Your online experience is more complex than ever. You’re on a smartphone, you shop online and transfer money online, you’re on Facebook, and even your connected home appliances and IoT devices are monitoring and report on your activities. All of this information can be accessed by hackers, whether they’re part of an organized crime organization or a lone individual with an agenda of political inclination.
Create strong passwords to all your online accounts. Make use of a password manager to manage them. Consider using two-step authentication. This provides an additional layer of security by requiring you to enter a code received via phone or email in addition to your login password. Secure your hard drive to make it harder for hackers to access your private data, even if https://universityparkcarecenter.com/virtual-data-room-the-proper-technology-for-ma-process they do take control of your computer or mobile device.

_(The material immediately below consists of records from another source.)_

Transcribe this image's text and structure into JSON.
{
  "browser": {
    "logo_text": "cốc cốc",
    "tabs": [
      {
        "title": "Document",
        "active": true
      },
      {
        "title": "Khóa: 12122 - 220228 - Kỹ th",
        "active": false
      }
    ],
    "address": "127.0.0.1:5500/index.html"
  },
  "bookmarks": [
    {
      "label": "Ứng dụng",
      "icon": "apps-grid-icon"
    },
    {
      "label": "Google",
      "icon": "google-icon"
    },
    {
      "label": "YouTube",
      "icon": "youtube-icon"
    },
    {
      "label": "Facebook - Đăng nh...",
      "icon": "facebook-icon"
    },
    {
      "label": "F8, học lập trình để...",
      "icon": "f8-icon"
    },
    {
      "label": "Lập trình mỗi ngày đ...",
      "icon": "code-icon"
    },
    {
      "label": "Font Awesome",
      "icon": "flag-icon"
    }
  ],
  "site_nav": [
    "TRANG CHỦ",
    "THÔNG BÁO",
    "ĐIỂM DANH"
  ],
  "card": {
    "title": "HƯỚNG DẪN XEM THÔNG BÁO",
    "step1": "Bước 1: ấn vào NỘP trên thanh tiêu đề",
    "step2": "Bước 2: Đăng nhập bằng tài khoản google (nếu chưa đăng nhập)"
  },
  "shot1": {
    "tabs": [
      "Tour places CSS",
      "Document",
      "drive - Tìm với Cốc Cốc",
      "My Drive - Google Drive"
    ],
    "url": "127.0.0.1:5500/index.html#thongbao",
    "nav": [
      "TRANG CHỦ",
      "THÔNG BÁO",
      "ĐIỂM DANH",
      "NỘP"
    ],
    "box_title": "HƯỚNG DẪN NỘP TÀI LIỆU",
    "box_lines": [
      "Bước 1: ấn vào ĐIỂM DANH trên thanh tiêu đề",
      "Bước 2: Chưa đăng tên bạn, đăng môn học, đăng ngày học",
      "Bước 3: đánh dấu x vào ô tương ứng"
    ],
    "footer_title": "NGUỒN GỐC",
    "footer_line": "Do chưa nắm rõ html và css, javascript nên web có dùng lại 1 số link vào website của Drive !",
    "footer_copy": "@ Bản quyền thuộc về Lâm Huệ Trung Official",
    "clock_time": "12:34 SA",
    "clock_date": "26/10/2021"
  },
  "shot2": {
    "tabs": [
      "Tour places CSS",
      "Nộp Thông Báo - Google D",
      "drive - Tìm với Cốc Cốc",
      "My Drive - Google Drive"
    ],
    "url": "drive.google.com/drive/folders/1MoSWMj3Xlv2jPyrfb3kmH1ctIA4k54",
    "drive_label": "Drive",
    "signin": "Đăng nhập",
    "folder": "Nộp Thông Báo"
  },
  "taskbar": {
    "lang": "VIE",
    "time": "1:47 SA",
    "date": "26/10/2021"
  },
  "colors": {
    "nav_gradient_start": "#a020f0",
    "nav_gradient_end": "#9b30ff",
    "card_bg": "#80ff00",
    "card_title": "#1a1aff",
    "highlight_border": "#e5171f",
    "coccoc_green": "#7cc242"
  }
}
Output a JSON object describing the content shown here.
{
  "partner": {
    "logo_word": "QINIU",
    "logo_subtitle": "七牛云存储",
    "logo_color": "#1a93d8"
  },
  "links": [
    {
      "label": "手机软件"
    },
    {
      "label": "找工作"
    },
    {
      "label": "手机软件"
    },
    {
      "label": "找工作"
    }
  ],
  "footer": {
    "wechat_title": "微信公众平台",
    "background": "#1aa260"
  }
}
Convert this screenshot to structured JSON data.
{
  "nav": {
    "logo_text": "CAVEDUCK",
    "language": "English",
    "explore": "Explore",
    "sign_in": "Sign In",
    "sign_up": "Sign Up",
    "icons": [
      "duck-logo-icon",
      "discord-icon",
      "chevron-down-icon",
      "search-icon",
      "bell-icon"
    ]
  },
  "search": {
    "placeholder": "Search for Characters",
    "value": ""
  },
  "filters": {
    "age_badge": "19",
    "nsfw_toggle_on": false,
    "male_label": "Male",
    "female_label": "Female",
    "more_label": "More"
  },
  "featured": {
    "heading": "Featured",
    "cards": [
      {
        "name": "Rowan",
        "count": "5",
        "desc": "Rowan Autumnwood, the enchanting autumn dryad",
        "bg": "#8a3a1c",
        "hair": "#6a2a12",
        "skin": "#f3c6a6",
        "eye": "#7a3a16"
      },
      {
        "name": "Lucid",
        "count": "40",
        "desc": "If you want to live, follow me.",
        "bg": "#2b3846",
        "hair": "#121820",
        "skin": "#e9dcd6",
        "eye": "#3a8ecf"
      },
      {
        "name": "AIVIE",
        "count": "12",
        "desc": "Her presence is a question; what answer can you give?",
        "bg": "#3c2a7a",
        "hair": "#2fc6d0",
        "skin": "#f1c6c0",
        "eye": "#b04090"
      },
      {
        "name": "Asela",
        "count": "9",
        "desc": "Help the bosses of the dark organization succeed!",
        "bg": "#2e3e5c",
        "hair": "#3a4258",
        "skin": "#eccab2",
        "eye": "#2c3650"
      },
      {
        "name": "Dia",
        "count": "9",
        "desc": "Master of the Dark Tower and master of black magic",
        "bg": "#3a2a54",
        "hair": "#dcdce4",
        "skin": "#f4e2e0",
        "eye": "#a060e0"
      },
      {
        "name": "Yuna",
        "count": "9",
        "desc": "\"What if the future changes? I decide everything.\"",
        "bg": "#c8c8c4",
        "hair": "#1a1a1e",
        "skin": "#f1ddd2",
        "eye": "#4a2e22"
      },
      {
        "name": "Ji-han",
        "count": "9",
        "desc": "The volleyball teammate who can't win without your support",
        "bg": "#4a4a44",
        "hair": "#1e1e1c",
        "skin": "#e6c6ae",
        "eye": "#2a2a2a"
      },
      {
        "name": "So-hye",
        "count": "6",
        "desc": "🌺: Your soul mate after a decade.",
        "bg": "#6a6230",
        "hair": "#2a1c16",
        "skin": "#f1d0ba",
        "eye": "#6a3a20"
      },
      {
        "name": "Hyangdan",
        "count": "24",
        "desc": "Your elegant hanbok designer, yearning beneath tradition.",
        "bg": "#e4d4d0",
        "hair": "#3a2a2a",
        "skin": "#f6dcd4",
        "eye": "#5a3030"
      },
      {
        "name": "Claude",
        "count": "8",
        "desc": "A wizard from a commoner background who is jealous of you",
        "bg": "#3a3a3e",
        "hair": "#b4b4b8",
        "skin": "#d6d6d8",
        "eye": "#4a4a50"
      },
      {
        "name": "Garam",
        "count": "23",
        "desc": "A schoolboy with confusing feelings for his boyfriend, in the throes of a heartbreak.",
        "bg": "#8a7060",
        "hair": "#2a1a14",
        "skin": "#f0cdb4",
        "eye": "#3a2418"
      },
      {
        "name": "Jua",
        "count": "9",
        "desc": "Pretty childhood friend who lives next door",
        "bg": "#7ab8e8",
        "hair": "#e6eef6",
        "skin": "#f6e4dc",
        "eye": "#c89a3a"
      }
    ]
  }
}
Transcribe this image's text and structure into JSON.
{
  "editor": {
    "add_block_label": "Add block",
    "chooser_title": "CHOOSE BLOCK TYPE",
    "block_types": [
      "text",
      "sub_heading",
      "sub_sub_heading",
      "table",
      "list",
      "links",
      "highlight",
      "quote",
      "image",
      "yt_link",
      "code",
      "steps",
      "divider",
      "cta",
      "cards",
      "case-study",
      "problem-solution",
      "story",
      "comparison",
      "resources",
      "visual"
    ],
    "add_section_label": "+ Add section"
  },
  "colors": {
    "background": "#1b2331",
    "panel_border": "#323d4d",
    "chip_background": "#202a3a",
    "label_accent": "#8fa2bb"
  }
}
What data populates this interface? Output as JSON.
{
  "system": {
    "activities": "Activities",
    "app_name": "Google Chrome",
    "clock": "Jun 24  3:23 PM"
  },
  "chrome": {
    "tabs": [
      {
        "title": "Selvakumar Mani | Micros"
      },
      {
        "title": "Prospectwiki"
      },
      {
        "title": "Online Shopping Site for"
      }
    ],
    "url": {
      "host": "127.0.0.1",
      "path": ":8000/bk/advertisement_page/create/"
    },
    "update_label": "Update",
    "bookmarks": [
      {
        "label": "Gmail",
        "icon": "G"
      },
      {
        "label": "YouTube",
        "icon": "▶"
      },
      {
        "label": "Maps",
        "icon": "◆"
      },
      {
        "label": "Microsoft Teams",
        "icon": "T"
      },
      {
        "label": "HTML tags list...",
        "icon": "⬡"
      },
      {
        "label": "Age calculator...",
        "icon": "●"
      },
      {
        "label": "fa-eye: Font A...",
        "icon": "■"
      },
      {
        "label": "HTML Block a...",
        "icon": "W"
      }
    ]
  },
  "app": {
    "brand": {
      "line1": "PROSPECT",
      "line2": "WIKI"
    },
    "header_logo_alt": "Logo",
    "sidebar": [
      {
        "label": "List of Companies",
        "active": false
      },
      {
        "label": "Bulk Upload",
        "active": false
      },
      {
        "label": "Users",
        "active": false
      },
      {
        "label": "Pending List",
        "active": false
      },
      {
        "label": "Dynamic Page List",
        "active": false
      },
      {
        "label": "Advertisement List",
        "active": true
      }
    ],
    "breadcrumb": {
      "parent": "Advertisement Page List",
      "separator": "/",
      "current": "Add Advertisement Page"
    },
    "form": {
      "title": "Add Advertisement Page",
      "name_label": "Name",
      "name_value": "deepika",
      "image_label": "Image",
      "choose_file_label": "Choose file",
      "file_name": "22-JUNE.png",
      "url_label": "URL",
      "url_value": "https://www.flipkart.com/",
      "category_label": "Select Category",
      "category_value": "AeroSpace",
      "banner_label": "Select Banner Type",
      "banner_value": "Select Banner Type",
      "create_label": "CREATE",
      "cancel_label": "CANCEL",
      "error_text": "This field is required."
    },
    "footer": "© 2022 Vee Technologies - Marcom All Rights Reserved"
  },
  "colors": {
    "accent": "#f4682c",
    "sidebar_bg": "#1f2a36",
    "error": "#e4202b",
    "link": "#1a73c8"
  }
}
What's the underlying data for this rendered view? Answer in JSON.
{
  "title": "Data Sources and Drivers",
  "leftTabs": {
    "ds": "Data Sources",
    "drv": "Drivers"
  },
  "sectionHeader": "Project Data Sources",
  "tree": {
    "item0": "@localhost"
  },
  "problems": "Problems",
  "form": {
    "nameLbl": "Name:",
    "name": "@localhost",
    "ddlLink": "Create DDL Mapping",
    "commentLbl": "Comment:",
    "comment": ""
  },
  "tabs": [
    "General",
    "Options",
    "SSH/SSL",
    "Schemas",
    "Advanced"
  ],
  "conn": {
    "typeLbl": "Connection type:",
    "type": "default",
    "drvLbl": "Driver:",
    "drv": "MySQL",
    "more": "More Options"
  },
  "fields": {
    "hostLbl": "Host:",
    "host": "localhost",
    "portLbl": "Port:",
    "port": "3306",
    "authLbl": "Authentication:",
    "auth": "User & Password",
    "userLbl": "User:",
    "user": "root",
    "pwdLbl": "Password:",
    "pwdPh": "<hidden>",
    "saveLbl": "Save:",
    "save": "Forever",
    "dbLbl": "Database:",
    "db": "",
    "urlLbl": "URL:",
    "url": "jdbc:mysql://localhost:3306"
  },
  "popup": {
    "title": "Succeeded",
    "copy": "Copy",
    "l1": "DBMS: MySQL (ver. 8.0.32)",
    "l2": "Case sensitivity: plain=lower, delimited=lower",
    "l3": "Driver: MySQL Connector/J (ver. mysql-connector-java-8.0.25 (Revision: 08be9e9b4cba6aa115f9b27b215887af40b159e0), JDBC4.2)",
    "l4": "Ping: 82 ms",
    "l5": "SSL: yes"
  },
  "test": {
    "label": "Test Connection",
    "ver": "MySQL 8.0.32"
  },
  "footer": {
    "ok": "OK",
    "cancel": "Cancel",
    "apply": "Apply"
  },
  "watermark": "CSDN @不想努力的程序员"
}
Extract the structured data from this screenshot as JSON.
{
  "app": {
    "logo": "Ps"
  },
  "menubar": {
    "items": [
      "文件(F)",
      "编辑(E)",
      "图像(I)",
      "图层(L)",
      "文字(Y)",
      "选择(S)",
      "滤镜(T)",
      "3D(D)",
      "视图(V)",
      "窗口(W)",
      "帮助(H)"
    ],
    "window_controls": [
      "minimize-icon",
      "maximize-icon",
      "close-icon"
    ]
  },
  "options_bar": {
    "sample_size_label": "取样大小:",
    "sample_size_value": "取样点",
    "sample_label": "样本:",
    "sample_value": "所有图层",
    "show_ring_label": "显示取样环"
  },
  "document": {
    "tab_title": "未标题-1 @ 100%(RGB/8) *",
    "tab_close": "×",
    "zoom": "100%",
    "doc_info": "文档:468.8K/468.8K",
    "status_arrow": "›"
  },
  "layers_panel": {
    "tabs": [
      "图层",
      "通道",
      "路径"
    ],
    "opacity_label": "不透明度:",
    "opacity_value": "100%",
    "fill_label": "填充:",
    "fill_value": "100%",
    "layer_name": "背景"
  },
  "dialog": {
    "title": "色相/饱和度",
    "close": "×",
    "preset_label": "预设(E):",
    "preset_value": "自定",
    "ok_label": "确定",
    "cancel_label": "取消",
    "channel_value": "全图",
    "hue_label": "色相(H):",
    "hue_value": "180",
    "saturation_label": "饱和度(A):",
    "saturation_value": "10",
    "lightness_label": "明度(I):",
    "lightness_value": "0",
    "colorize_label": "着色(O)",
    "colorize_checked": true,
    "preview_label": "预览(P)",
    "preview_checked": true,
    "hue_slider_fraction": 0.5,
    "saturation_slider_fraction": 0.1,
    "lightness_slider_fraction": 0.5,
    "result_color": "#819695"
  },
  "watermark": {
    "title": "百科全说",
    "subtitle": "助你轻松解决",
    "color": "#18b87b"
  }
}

Also, make sure to disable ‘run as administrator’ on your PCs, don’t root or jailbreak your phones and shut down your computer instead of leaving it running all day long (all-time running ruins your device performance and opens it up to cyberattacks). With the proper software tools for malware-screening removal, uninstalling, and data encryption you can lower the risk of being a victim.